- [WHAT IS BEING ASKED]: Across all the records, filter for lines with the word "TrafficCallouts" and copy them.

___ THE RECORDS

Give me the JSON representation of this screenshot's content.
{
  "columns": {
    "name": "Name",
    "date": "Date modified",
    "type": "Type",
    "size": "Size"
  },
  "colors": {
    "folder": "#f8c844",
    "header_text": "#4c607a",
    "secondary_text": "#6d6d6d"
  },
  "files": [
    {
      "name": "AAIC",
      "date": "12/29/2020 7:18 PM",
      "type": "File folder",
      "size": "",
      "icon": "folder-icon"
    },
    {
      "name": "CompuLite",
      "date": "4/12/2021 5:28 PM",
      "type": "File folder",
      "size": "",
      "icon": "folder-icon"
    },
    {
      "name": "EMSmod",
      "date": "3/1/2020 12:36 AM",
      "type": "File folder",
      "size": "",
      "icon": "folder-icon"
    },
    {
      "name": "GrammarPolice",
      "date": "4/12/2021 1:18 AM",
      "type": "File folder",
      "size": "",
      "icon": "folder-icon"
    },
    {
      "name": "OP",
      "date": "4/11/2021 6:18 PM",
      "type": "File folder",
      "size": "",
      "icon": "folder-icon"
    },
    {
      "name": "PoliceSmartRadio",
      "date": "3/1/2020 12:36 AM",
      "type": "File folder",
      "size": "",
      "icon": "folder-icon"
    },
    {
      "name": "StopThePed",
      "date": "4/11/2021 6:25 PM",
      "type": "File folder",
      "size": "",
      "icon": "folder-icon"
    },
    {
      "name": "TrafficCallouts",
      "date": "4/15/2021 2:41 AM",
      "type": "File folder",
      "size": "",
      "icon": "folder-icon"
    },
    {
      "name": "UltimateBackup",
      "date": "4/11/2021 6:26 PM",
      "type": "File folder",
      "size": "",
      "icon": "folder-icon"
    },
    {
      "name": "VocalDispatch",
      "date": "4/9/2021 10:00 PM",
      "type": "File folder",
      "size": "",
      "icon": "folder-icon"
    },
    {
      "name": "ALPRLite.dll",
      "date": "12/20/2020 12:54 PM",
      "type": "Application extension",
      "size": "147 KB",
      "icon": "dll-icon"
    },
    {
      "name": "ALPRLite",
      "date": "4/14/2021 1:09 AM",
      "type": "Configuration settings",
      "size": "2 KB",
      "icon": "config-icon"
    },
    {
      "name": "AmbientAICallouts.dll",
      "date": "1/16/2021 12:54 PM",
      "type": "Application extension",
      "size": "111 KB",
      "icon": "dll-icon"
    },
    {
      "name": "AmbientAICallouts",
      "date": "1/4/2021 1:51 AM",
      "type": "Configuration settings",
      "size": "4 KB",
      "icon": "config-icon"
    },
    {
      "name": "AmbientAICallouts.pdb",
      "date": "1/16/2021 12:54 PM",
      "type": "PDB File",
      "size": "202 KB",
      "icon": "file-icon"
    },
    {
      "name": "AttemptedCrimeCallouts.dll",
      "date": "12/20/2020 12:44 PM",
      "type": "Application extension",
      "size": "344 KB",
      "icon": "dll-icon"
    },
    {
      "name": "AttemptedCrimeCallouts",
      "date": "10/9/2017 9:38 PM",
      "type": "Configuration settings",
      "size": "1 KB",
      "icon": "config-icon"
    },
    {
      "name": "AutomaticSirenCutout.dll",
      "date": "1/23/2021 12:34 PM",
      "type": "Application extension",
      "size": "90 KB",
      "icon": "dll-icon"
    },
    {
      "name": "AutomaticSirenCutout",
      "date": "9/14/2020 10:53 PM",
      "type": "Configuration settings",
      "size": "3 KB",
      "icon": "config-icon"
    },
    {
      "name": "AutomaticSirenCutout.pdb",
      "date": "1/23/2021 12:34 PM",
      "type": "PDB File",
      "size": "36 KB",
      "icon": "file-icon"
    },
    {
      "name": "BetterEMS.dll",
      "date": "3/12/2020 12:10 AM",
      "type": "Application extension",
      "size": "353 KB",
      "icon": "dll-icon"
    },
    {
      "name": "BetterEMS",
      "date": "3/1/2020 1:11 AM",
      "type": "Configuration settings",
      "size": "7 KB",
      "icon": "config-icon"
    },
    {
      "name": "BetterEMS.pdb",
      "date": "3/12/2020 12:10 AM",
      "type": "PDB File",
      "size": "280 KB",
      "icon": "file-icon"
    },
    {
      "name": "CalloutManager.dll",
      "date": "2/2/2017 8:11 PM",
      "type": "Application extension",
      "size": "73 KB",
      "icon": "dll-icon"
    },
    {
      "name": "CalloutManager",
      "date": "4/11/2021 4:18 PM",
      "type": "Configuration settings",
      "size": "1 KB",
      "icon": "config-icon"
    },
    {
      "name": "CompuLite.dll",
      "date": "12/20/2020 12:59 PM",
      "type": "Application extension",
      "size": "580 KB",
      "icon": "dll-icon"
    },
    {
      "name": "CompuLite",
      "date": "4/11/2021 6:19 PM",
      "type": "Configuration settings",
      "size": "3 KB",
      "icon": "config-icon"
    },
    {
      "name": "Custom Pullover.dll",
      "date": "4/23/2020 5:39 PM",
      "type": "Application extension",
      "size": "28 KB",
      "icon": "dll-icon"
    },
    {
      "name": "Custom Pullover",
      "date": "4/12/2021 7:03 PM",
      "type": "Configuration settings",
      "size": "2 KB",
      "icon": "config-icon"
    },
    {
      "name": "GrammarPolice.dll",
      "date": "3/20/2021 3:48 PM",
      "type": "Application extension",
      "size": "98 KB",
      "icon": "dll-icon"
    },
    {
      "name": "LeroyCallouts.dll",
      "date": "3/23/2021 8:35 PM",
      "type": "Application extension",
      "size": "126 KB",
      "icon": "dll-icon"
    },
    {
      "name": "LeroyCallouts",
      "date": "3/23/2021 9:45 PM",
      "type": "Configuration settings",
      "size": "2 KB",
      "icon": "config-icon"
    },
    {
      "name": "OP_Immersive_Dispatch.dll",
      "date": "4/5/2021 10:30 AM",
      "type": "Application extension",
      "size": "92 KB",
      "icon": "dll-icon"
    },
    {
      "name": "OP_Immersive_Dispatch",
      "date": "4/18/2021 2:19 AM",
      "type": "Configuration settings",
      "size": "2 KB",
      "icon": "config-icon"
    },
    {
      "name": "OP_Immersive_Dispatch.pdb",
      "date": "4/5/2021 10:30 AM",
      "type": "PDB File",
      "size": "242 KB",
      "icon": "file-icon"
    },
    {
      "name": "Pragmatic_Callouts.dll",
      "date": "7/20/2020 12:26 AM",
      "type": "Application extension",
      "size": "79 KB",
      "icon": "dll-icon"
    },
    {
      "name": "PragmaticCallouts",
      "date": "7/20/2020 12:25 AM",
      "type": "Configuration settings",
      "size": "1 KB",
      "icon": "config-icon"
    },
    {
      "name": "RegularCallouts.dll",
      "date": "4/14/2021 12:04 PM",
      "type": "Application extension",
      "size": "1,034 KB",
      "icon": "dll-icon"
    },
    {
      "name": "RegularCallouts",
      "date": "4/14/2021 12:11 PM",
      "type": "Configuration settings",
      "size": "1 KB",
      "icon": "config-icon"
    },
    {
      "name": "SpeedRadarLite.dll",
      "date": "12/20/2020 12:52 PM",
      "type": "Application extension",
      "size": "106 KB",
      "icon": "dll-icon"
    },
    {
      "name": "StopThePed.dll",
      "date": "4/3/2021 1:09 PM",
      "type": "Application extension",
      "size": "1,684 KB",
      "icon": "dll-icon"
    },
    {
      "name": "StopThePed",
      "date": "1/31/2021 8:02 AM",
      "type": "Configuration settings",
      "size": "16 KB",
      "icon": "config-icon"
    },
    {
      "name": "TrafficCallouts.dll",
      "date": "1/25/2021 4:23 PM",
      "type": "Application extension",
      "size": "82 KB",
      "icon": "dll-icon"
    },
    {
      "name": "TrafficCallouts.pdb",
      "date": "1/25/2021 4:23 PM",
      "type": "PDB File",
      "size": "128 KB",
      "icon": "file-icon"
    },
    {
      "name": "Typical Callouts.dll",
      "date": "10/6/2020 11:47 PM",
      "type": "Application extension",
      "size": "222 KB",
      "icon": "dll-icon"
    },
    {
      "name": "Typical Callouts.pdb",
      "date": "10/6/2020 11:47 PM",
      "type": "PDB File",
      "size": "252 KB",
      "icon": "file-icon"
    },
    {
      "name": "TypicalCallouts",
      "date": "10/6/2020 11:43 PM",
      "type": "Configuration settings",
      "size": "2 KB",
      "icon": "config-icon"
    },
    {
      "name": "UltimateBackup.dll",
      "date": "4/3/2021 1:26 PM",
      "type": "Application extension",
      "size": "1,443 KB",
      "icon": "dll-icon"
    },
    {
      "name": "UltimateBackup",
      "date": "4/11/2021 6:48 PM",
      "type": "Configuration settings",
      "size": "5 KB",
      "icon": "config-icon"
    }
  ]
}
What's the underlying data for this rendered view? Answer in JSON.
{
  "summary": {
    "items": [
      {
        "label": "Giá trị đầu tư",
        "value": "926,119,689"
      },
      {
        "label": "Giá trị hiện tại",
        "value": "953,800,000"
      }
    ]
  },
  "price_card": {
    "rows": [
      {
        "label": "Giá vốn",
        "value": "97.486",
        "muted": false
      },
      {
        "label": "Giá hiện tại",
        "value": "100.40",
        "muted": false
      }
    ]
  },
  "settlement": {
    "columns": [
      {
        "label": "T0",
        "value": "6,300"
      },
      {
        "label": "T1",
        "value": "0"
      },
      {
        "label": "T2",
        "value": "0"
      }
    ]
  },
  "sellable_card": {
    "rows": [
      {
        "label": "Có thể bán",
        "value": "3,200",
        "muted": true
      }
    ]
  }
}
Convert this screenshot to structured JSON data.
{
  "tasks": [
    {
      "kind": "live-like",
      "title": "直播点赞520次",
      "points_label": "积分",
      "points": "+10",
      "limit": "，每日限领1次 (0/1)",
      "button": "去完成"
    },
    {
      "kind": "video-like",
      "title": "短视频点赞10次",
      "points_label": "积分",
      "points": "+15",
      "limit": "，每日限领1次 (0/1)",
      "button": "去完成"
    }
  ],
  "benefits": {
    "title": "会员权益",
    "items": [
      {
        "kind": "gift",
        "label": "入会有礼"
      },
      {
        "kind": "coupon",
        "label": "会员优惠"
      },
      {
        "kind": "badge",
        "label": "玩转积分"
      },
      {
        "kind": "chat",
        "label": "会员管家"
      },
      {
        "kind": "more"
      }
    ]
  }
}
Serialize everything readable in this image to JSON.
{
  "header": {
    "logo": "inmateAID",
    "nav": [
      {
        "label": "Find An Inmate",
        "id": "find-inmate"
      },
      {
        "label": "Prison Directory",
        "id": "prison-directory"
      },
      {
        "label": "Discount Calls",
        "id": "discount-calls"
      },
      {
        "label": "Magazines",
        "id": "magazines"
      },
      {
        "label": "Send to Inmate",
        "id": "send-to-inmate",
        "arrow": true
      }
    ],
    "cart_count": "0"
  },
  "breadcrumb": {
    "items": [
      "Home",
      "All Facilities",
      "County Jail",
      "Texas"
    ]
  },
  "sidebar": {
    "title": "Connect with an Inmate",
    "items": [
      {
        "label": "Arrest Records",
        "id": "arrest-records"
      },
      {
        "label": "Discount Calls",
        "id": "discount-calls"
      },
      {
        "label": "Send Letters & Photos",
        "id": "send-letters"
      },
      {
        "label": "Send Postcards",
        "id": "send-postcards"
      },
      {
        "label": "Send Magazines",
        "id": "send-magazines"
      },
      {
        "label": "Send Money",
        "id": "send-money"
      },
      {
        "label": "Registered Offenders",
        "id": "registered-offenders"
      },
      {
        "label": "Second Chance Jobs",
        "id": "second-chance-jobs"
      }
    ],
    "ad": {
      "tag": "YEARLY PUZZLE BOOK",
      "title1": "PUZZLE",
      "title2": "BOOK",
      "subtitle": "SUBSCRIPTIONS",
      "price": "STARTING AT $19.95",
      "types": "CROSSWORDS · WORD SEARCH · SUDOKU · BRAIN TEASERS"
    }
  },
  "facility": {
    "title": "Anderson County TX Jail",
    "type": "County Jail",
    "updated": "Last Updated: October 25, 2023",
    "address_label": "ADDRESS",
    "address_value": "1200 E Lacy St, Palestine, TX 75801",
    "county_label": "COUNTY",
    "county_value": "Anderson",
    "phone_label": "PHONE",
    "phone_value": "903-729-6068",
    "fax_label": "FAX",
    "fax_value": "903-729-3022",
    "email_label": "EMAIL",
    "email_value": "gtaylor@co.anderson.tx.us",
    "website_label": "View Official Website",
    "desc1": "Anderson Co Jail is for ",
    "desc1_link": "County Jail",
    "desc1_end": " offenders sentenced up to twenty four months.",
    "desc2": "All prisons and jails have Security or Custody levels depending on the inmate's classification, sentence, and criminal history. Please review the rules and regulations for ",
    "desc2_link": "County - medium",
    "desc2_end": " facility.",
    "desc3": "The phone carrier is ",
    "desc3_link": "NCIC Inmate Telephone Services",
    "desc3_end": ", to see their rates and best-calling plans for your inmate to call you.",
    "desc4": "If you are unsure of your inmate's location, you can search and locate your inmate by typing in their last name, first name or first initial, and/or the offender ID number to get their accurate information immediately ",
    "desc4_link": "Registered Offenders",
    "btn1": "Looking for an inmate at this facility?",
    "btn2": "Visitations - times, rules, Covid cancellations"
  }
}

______

- [SOLUTION FOR THIS TASK]:
      "name": "TrafficCallouts",
      "name": "TrafficCallouts.dll",
      "name": "TrafficCallouts.pdb",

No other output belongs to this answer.